“For a school like Pioneer Valley, we make the playoffs in very few sports in the Southern Section, but we could make the playoffs in many more sports in the Central Section,” said Lanthier.
Athletic directors also mention another benefit for the move is the difference in playoff bracketing. The Central Section awards home playoff games to the higher seeded team throughout the playoffs, while in the Southern Section, many times the host location comes down to a coin flip. Should a Central Coast team earn a top seed, they would be guaranteed to host home games throughout the playoffs.
In addition, the CIF Southern Section allows school to retain only 10 percent of the gate profit at a home game, a meager amount considering the numerous expenses needed to host an event. Schools in the Central Section are allowed to keep 20 percent of the gate during the postseason, a considerable increase, especially for high revenue events such as a playoff football or basketball game.

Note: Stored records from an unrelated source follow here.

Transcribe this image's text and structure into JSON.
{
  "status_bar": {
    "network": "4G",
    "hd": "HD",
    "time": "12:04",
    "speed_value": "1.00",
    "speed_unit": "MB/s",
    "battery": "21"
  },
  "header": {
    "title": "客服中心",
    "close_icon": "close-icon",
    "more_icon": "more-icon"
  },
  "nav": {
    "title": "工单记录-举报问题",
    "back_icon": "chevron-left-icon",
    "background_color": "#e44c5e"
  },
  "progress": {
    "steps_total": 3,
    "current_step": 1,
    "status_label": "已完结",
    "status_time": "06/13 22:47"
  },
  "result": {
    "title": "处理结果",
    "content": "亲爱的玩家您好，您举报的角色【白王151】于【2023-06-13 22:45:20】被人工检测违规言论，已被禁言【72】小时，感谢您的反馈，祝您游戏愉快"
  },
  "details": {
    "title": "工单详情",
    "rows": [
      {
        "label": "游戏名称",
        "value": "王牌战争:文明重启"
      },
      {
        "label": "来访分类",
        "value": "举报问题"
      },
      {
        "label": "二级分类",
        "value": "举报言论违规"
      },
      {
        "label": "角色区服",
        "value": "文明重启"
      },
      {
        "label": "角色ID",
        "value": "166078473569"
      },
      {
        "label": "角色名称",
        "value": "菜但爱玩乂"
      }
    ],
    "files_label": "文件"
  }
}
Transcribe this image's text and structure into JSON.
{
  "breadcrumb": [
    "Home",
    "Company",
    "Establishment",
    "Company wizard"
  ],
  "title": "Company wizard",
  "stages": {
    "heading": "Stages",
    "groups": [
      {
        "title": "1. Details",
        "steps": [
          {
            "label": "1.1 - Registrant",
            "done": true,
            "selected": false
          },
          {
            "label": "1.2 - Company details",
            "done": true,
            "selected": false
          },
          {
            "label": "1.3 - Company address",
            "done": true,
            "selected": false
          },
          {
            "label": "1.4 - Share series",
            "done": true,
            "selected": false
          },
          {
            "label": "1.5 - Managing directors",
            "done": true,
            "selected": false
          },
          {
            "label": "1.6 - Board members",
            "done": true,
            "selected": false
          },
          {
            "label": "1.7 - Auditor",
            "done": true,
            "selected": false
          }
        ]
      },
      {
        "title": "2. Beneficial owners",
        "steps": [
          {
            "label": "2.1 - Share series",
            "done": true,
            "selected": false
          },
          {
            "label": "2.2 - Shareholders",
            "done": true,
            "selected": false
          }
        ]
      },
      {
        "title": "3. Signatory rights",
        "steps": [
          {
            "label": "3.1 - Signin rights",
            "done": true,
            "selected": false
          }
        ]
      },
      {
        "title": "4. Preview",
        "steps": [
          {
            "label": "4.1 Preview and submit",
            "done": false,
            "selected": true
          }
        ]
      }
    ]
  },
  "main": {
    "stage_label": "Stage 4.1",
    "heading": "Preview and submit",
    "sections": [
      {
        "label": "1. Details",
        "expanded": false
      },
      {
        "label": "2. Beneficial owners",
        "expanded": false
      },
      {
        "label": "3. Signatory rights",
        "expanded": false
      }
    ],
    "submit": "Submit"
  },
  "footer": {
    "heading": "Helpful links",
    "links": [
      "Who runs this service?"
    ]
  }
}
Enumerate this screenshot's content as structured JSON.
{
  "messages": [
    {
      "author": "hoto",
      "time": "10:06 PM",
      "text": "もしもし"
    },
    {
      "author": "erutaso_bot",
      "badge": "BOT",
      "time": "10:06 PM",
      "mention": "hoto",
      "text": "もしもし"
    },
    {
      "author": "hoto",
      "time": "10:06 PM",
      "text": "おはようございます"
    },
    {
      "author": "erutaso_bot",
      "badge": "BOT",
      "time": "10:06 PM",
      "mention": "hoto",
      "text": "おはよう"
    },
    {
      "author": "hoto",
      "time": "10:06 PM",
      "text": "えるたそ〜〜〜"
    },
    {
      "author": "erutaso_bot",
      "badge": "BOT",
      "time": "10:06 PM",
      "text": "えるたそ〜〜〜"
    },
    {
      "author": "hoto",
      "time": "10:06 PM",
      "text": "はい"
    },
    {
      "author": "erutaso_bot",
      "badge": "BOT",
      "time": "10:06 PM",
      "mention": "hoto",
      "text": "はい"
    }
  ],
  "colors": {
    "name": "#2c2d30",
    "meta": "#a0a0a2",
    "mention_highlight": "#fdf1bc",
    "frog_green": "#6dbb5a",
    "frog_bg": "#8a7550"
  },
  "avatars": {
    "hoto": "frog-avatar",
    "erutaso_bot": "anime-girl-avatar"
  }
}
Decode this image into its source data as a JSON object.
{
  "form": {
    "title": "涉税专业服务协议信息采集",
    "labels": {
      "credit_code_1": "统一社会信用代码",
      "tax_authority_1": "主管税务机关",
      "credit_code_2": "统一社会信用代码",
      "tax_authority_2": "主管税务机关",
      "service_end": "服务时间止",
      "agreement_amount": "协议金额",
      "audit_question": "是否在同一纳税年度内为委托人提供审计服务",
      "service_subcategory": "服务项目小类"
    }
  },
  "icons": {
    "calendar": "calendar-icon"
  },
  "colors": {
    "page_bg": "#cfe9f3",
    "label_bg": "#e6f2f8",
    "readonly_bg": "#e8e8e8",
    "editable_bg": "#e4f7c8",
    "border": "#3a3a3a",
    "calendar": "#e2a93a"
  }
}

In the letter to be sent to Crichlow, the local Central Coast teams seeking membership said their request is predicated on two major stipulations.
First, they requested no restrictions for hosting playoff contests or that the teams be mandated to travel to current Central Section teams during the postseason for a set period of time.
Secondly, they requested the Central Coast teams have their own “area” for purposes of league realignment. The Central Coast teams plan to form an “association” that will divide the teams into two separate leagues (an upper and lower) that will be formed on competitive equity. In addition, they asked for a representative to be placed on the Executive Board for representation.
As for the other teams in the area, many are still undecided on their intentions, including Atascadero, Templeton, Morro Bay and Nipomo. Any or all of those teams may decide to join the other eight teams, or perhaps choose to remain in the CIF-SS.
Complicating matters, both Morro Bay and Nipomo are in school districts with other schools that are intending to move. It’s unknown if the San Luis Coastal School Unified District would force both Morro Bay to compete in the same section as San Luis Obispo. Likewise, Lucia Mar Unified School District with Nipomo and Arroyo Grande.
Meantime, Lompoc, Cabrillo and Santa Ynez have all stated their desire to remain in the Southern Section. It’s unknown what direction Orcutt Academy might pursue.
If the schools are successful in transitioning to the CIF Central Section, they’ll be required to stay for at least four years.